- Payment for vacation, parental, family, medical, or sick leave
- Allowance for separation or dismissal
- Payment for the provision of employee benefits, including:
- Group health care coverage
- Insurance premiums
- Payment of state and local taxes assessed on the compensation of employees
- Note: reduction in number of employees or salary could reduce forgivable amount.
For an independent contractor or sole proprietor, payroll consists of:
- Net earnings from self-employment
- Similar compensation
Up to 25% of your total loan amount can be used for the following acceptable non-payroll costs:
- Interest on mortgage obligations incurred prior to February 15
- Rent on leases signed prior to February 15
- Utilities with a service agreement prior to February 15
What is excluded?
- Any compensation of an employee whose primary residence is not in the US
- Compensation of an individual employee in excess of an annual salary of $100,000. The exclusion of compensation in excess of $100,000 annually applies only to cash compensation, not to non-cash benefits, including:
- Employer contributions to defined-benefit or defined-contribution retirement plans;
- Payment for the provision of employee benefits consisting of group health care coverage, including insurance premiums; and
- Payment of state and local taxes assessed on the compensation of employees.
- Federal employment taxes imposed or withheld between February 15 and June 30, 2020
- Including employee’s and employer’s share of FICA and Railroad Retirement Act taxes

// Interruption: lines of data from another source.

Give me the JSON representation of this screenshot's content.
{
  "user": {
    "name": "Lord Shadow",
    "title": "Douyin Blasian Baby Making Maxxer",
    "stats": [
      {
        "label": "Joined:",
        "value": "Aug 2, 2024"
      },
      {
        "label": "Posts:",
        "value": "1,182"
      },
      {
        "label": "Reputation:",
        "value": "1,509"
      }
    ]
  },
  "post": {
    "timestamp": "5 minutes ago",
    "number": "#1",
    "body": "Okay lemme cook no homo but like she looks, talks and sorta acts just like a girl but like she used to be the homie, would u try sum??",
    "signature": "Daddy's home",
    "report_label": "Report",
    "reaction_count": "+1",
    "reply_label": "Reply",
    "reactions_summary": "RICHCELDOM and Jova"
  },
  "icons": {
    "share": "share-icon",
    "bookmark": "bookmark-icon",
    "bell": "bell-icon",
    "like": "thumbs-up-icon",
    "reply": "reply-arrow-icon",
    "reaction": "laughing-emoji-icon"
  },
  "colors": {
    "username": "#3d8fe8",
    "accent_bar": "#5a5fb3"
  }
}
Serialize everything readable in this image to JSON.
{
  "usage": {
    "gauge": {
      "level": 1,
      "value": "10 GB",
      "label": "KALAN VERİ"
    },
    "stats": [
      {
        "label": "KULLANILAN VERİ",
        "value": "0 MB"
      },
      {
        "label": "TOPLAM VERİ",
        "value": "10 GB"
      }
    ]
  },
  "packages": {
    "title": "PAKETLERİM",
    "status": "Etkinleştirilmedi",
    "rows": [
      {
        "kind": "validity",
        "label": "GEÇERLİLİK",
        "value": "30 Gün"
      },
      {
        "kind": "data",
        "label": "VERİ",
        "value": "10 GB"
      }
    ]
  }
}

- Income taxes required to be withheld
- Qualified sick and family leave wages for which a credit is allowed under sections 7001 and 7003 of the Families First Coronavirus Response Act
What if PPP loan funds are misused?
PPP funds used for unauthorized purposes will not be forgiven. If you knowingly used funds for unauthorized purposes, you may be subject to additional liability, such as charges of fraud.
Forgiveness is based on the employer maintaining or quickly rehiring employees and maintaining salary levels. Forgiveness will be reduced if full-time headcount declines, or if salaries and wages decrease. Actual loan forgiveness will depend, in part, on the amount spent on the approved payroll and non-payroll expenses during the eight weeks following the disbursement of the loan.
Consult your tax or legal advisor for a full understanding of your situation and specific implications on debt forgiveness and your 2020 taxes. These are interim SBA guidelines and are subject to change.
SBA Payment Protection Program – Interim Final Rule (Published April 15, 2020)
SBA Payment Protection Program Overview
SBA Coronavirus Relief Options
CARES Act – Assistance for Small Businesses